Complex phylogeographic history of central African forest elephants and its implications for taxonomy.

Johnson MB, Clifford SL, Goossens B, Nyakaana S, Curran B, White LJ, Wickings EJ, Bruford MW - BMC Evol. Biol. (2007)

Mismatch distribution of the HVR1 haplogroups of African elephants.
© Copyright Policy - open-access
Related In: Results  -  Collection

License
Show All Figures
getmorefigures.php?uid=PMC2262091&req=5

Figure 5: Mismatch distribution of the HVR1 haplogroups of African elephants.
Mentions: When HVR1 sequences from forest and savannah elephants were examined separately, Fu's Fs was -14.2954 (P = 0.0021) and -24.4427 (P < 0.0001), respectively. Although significant values can indicate historical population expansion, the multimodal pattern (Figure 4) for the forest elephant groups suggests that these populations encompass several subgroups as indicated in the networks. When we examined each haplogroup separately for signatures of demographic change (Table 3), a smooth and predominantly unimodal pattern was observed for HVR1 Haplogroup I, indicating a recent demographic expansion (Figure 5), while HVR1 Haplogroups II, III and IV were more complex, including the presence of some divergent haplotypes.

Bottom Line: We find that central African forest elephant populations fall into at least two lineages and that west African elephants (both forest and savannah) share their mitochondrial history almost exclusively with central African forest elephants.We also find that central African forest populations show lower genetic diversity than those in savannahs, and infer a recent population expansion.The demographic history of African elephants seems more complex, with a combination of multiple refugial mitochondrial lineages and recurrent hybridization among them rendering a simple forest/savannah elephant split inapplicable to modern African elephant populations.

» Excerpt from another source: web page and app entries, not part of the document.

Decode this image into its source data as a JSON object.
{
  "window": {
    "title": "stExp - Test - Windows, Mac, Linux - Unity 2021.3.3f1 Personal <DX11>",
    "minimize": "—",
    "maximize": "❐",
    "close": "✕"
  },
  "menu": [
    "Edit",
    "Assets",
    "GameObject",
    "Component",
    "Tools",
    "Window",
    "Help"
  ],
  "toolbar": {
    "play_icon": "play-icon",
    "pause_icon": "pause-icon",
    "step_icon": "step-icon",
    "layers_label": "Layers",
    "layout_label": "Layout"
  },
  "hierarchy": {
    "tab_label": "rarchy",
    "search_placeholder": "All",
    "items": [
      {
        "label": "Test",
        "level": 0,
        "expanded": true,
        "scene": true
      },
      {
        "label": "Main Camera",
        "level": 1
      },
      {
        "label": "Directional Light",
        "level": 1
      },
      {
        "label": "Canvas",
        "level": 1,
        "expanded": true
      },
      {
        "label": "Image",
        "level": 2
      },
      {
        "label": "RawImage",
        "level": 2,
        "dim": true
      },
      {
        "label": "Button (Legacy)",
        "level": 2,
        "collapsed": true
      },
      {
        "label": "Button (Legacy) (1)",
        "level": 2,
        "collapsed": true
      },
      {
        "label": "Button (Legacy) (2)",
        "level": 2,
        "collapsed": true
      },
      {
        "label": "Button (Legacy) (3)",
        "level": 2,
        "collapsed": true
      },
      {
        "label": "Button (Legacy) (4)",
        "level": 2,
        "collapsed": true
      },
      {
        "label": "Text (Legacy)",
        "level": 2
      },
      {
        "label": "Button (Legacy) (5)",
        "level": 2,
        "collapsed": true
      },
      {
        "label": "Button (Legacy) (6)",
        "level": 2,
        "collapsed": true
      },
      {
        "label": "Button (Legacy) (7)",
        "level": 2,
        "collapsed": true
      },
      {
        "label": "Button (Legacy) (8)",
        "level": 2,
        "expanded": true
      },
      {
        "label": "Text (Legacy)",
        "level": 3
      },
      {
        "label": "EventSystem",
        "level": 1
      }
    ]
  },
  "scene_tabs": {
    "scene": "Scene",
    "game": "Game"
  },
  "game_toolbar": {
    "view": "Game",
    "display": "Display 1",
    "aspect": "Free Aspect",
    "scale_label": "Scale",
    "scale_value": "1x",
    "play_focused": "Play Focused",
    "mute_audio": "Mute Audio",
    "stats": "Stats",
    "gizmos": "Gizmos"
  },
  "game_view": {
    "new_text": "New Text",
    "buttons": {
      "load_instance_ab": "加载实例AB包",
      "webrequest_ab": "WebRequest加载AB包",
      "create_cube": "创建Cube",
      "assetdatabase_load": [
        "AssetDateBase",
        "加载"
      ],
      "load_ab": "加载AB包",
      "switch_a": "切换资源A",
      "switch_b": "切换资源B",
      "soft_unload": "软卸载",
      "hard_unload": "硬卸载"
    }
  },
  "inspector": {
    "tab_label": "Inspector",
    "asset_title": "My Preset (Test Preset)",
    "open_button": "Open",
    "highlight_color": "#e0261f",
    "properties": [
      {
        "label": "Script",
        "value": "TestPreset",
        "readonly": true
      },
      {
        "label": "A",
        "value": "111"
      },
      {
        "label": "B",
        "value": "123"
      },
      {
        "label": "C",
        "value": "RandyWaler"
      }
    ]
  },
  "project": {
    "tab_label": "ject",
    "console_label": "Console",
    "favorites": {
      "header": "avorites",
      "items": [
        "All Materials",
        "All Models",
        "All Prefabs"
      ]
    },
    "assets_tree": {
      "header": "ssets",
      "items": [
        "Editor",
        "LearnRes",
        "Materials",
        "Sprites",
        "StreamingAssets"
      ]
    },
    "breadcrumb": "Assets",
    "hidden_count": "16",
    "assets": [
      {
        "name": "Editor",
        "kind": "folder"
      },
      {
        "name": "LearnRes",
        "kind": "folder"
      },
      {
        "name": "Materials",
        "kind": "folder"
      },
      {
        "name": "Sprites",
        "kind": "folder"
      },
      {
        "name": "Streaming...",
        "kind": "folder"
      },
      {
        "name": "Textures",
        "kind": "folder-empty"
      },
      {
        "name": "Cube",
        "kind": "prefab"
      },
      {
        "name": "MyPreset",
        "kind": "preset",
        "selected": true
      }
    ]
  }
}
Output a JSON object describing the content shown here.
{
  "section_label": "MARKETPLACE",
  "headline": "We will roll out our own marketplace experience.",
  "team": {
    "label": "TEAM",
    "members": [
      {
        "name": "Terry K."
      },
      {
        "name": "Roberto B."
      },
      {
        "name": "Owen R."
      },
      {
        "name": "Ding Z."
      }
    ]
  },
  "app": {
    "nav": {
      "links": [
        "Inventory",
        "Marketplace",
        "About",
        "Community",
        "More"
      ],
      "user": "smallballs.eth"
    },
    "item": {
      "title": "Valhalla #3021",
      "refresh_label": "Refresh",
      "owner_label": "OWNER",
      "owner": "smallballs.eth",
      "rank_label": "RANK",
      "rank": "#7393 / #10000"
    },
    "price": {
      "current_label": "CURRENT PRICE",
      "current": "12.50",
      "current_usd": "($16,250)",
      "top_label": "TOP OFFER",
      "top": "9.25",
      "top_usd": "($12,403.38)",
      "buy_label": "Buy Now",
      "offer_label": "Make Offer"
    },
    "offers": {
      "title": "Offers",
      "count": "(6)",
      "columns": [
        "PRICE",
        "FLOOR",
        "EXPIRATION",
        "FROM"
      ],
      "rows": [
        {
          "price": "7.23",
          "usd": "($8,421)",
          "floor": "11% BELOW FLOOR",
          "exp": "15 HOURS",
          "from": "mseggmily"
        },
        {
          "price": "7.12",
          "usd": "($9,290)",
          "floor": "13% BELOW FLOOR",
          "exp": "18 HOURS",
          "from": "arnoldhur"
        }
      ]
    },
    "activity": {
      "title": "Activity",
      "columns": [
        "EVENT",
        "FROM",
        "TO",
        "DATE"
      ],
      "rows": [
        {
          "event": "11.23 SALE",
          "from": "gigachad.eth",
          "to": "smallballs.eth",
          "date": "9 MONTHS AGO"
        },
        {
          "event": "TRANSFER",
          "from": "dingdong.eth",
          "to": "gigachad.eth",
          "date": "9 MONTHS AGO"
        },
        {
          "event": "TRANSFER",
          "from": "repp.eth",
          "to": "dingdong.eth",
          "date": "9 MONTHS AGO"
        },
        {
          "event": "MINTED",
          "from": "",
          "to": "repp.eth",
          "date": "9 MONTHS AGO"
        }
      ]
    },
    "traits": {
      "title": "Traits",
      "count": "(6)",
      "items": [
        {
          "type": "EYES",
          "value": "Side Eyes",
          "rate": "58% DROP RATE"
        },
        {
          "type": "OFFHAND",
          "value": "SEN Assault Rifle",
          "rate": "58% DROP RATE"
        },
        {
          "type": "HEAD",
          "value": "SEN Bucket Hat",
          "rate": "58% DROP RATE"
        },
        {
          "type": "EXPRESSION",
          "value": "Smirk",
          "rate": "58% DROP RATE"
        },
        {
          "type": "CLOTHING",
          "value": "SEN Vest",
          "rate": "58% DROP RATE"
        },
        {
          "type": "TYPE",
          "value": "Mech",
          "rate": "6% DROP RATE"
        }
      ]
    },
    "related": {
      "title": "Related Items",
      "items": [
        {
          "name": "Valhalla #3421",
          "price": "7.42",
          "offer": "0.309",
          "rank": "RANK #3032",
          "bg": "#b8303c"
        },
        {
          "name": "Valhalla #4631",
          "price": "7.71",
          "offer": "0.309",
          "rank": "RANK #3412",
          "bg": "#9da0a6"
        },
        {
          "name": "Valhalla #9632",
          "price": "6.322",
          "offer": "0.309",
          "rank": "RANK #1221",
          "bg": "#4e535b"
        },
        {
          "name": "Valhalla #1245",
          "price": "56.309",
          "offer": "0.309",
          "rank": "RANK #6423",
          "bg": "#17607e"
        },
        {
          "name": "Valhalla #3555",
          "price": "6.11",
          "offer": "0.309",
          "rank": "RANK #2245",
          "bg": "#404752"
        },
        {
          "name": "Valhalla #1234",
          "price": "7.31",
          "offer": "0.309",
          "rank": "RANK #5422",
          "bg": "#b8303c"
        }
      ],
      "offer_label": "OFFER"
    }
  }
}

View Article: PubMed Central - HTML - PubMed

Affiliation: Centre International de Recherches M├ędicales de Franceville (CIRMF), BP 769, Franceville, Gabon. johnson-bawem@cf.ac.uk

ABSTRACT

Background: Previous phylogenetic analyses of African elephants have included limited numbers of forest elephant samples. A large-scale assessment of mitochondrial DNA diversity in forest elephant populations here reveals a more complex evolutionary history in African elephants as a whole than two-taxon models assume.

Results: We analysed hypervariable region 1 of the mitochondrial control region for 71 new central African forest elephants and the mitochondrial cytochrome b gene from 28 new samples and compare these sequences to other African elephant data. We find that central African forest elephant populations fall into at least two lineages and that west African elephants (both forest and savannah) share their mitochondrial history almost exclusively with central African forest elephants. We also find that central African forest populations show lower genetic diversity than those in savannahs, and infer a recent population expansion.

Conclusion: Our data do not support the separation of African elephants into two evolutionary lineages. The demographic history of African elephants seems more complex, with a combination of multiple refugial mitochondrial lineages and recurrent hybridization among them rendering a simple forest/savannah elephant split inapplicable to modern African elephant populations.

Show MeSH
Related in: MedlinePlus